Industry leaders from Canada, Mexico, and Jamaica, who spoke Thursday at a session about global business opportunities during the REALTORS® Conference & Expo in San Francisco, detailed some of the main issues for which foreign clients will likely need your guidance. In Canada, for example, homes typically close in a week, whereas it takes an average of 30–45 days in the U.S., said Barb Sukkau, chair of the Canadian Real Estate Association’s Global Committee. There are also fewer transaction costs in Canada, and there is no such thing as escrow.

“Setting expectations with international clients about the [homebuying] timeline is important,” Sukkau said. “They may have transaction expectations that are different than what you’re used to. For example, in Canada, everything is done electronically; you don’t have to sit at a table face-to-face to sign anything. But in the U.S., [typically] everyone physically comes to the closing table.”

It’s wise to build a relationship with the referring agent, who can help you understand these nuances, said Andrew James, president of the REALTORS® Association of Jamaica. “In Jamaica, it’s criminal not to have clients sign a referral form,” he explained. “Establishing a friendship with the referring agent will make it so much easier when you receive the referral form and are looking for help understanding what things mean.”

Mexico, meanwhile, is the only country in North America that requires homeowners to register their properties with the government, said Robert Barrios, president-elect of AMPI National, Mexico’s largest professional real estate association.  This rule affects the mindset of Mexican buyers purchasing in the U.S. which means that their agents here should clearly explain the legal ramifications of a transaction.

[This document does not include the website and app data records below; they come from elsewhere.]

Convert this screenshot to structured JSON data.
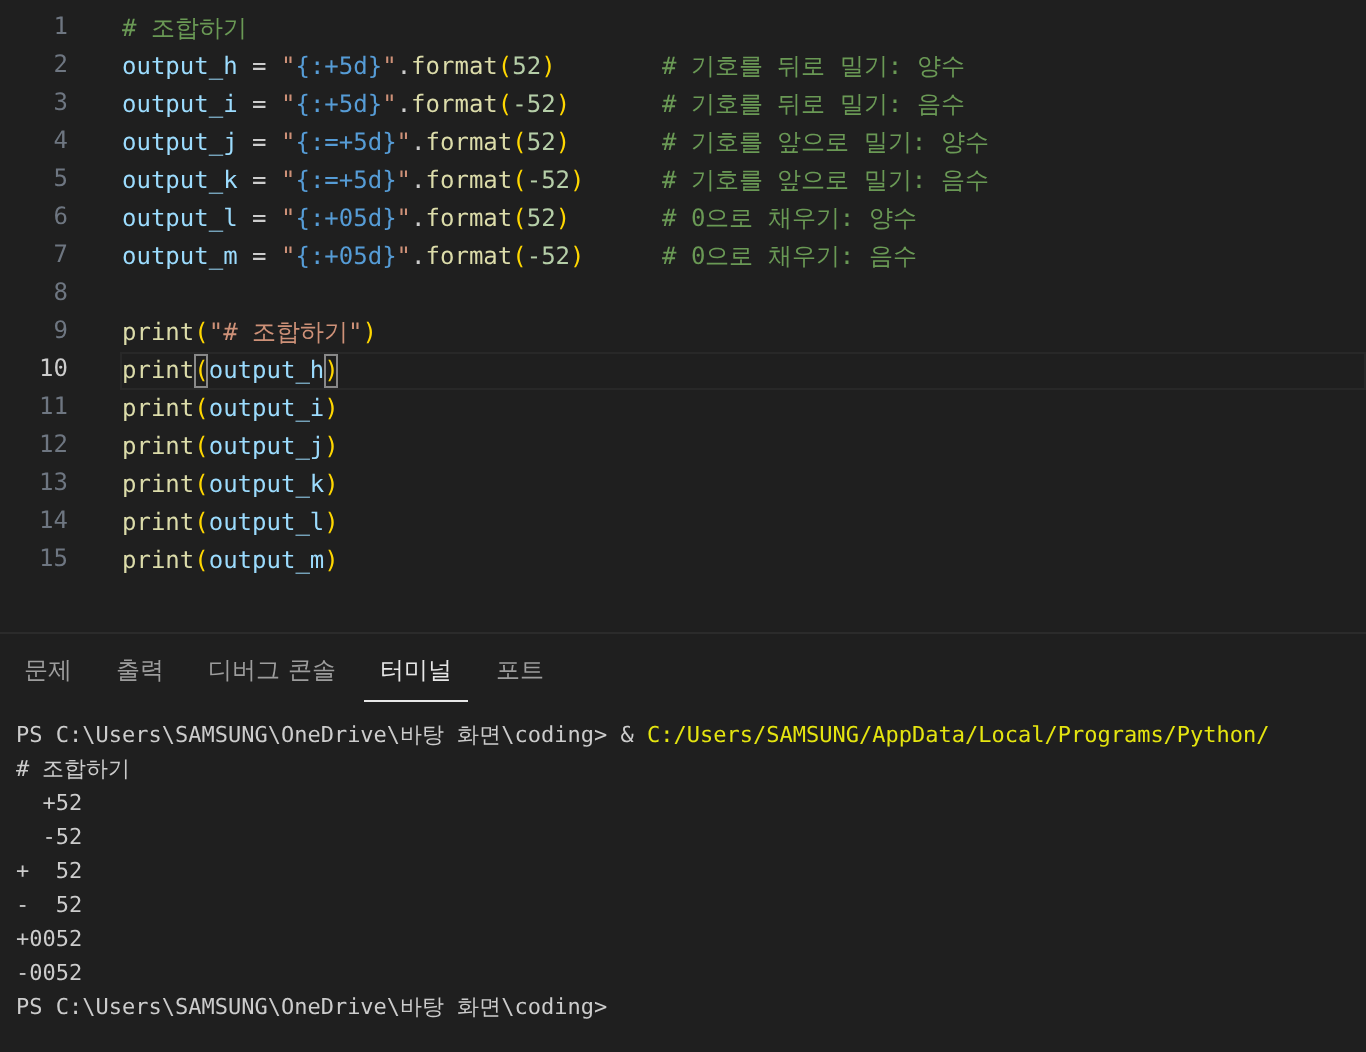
{
  "editor": {
    "lines": [
      {
        "number": "1",
        "current": false,
        "tokens": [
          {
            "kind": "comment",
            "text": "# 조합하기"
          }
        ]
      },
      {
        "number": "2",
        "current": false,
        "tokens": [
          {
            "kind": "var",
            "text": "output_h"
          },
          {
            "kind": "op",
            "text": " = "
          },
          {
            "kind": "str",
            "text": "\""
          },
          {
            "kind": "spec",
            "text": "{:+5d}"
          },
          {
            "kind": "str",
            "text": "\""
          },
          {
            "kind": "op",
            "text": "."
          },
          {
            "kind": "func",
            "text": "format"
          },
          {
            "kind": "paren",
            "text": "("
          },
          {
            "kind": "num",
            "text": "52"
          },
          {
            "kind": "paren",
            "text": ")"
          }
        ],
        "comment": "# 기호를 뒤로 밀기: 양수"
      },
      {
        "number": "3",
        "current": false,
        "tokens": [
          {
            "kind": "var",
            "text": "output_i"
          },
          {
            "kind": "op",
            "text": " = "
          },
          {
            "kind": "str",
            "text": "\""
          },
          {
            "kind": "spec",
            "text": "{:+5d}"
          },
          {
            "kind": "str",
            "text": "\""
          },
          {
            "kind": "op",
            "text": "."
          },
          {
            "kind": "func",
            "text": "format"
          },
          {
            "kind": "paren",
            "text": "("
          },
          {
            "kind": "num",
            "text": "-52"
          },
          {
            "kind": "paren",
            "text": ")"
          }
        ],
        "comment": "# 기호를 뒤로 밀기: 음수"
      },
      {
        "number": "4",
        "current": false,
        "tokens": [
          {
            "kind": "var",
            "text": "output_j"
          },
          {
            "kind": "op",
            "text": " = "
          },
          {
            "kind": "str",
            "text": "\""
          },
          {
            "kind": "spec",
            "text": "{:=+5d}"
          },
          {
            "kind": "str",
            "text": "\""
          },
          {
            "kind": "op",
            "text": "."
          },
          {
            "kind": "func",
            "text": "format"
          },
          {
            "kind": "paren",
            "text": "("
          },
          {
            "kind": "num",
            "text": "52"
          },
          {
            "kind": "paren",
            "text": ")"
          }
        ],
        "comment": "# 기호를 앞으로 밀기: 양수"
      },
      {
        "number": "5",
        "current": false,
        "tokens": [
          {
            "kind": "var",
            "text": "output_k"
          },
          {
            "kind": "op",
            "text": " = "
          },
          {
            "kind": "str",
            "text": "\""
          },
          {
            "kind": "spec",
            "text": "{:=+5d}"
          },
          {
            "kind": "str",
            "text": "\""
          },
          {
            "kind": "op",
            "text": "."
          },
          {
            "kind": "func",
            "text": "format"
          },
          {
            "kind": "paren",
            "text": "("
          },
          {
            "kind": "num",
            "text": "-52"
          },
          {
            "kind": "paren",
            "text": ")"
          }
        ],
        "comment": "# 기호를 앞으로 밀기: 음수"
      },
      {
        "number": "6",
        "current": false,
        "tokens": [
          {
            "kind": "var",
            "text": "output_l"
          },
          {
            "kind": "op",
            "text": " = "
          },
          {
            "kind": "str",
            "text": "\""
          },
          {
            "kind": "spec",
            "text": "{:+05d}"
          },
          {
            "kind": "str",
            "text": "\""
          },
          {
            "kind": "op",
            "text": "."
          },
          {
            "kind": "func",
            "text": "format"
          },
          {
            "kind": "paren",
            "text": "("
          },
          {
            "kind": "num",
            "text": "52"
          },
          {
            "kind": "paren",
            "text": ")"
          }
        ],
        "comment": "# 0으로 채우기: 양수"
      },
      {
        "number": "7",
        "current": false,
        "tokens": [
          {
            "kind": "var",
            "text": "output_m"
          },
          {
            "kind": "op",
            "text": " = "
          },
          {
            "kind": "str",
            "text": "\""
          },
          {
            "kind": "spec",
            "text": "{:+05d}"
          },
          {
            "kind": "str",
            "text": "\""
          },
          {
            "kind": "op",
            "text": "."
          },
          {
            "kind": "func",
            "text": "format"
          },
          {
            "kind": "paren",
            "text": "("
          },
          {
            "kind": "num",
            "text": "-52"
          },
          {
            "kind": "paren",
            "text": ")"
          }
        ],
        "comment": "# 0으로 채우기: 음수"
      },
      {
        "number": "8",
        "current": false
      },
      {
        "number": "9",
        "current": false,
        "tokens": [
          {
            "kind": "func",
            "text": "print"
          },
          {
            "kind": "paren",
            "text": "("
          },
          {
            "kind": "str",
            "text": "\"# 조합하기\""
          },
          {
            "kind": "paren",
            "text": ")"
          }
        ]
      },
      {
        "number": "10",
        "current": true,
        "tokens": [
          {
            "kind": "func",
            "text": "print"
          },
          {
            "kind": "match",
            "text": "("
          },
          {
            "kind": "var",
            "text": "output_h"
          },
          {
            "kind": "match",
            "text": ")"
          }
        ]
      },
      {
        "number": "11",
        "current": false,
        "tokens": [
          {
            "kind": "func",
            "text": "print"
          },
          {
            "kind": "paren",
            "text": "("
          },
          {
            "kind": "var",
            "text": "output_i"
          },
          {
            "kind": "paren",
            "text": ")"
          }
        ]
      },
      {
        "number": "12",
        "current": false,
        "tokens": [
          {
            "kind": "func",
            "text": "print"
          },
          {
            "kind": "paren",
            "text": "("
          },
          {
            "kind": "var",
            "text": "output_j"
          },
          {
            "kind": "paren",
            "text": ")"
          }
        ]
      },
      {
        "number": "13",
        "current": false,
        "tokens": [
          {
            "kind": "func",
            "text": "print"
          },
          {
            "kind": "paren",
            "text": "("
          },
          {
            "kind": "var",
            "text": "output_k"
          },
          {
            "kind": "paren",
            "text": ")"
          }
        ]
      },
      {
        "number": "14",
        "current": false,
        "tokens": [
          {
            "kind": "func",
            "text": "print"
          },
          {
            "kind": "paren",
            "text": "("
          },
          {
            "kind": "var",
            "text": "output_l"
          },
          {
            "kind": "paren",
            "text": ")"
          }
        ]
      },
      {
        "number": "15",
        "current": false,
        "tokens": [
          {
            "kind": "func",
            "text": "print"
          },
          {
            "kind": "paren",
            "text": "("
          },
          {
            "kind": "var",
            "text": "output_m"
          },
          {
            "kind": "paren",
            "text": ")"
          }
        ]
      }
    ]
  },
  "panel": {
    "tabs": [
      {
        "label": "문제",
        "selected": false
      },
      {
        "label": "출력",
        "selected": false
      },
      {
        "label": "디버그 콘솔",
        "selected": false
      },
      {
        "label": "터미널",
        "selected": true
      },
      {
        "label": "포트",
        "selected": false
      }
    ],
    "terminal": [
      [
        {
          "kind": "plain",
          "text": "PS C:\\Users\\SAMSUNG\\OneDrive\\바탕 화면\\coding> & "
        },
        {
          "kind": "path",
          "text": "C:/Users/SAMSUNG/AppData/Local/Programs/Python/"
        }
      ],
      [
        {
          "kind": "plain",
          "text": "# 조합하기"
        }
      ],
      [
        {
          "kind": "plain",
          "text": "  +52"
        }
      ],
      [
        {
          "kind": "plain",
          "text": "  -52"
        }
      ],
      [
        {
          "kind": "plain",
          "text": "+  52"
        }
      ],
      [
        {
          "kind": "plain",
          "text": "-  52"
        }
      ],
      [
        {
          "kind": "plain",
          "text": "+0052"
        }
      ],
      [
        {
          "kind": "plain",
          "text": "-0052"
        }
      ],
      [
        {
          "kind": "plain",
          "text": "PS C:\\Users\\SAMSUNG\\OneDrive\\바탕 화면\\coding>"
        }
      ]
    ]
  }
}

You also should be sensitive to the culture your clients come from and dispel any stereotypes that could hamper the business relationship. “The global media treats Mexico like it’s a single county,” Barrios said. “ ‘They kill and rob everyone in Mexico.’ Yes, we have cartels and a drug trafficking problem, mostly in rural areas. But in Mexico City, you can walk around freely, go to the theater, restaurants are full. The big cities don’t have a security problem.”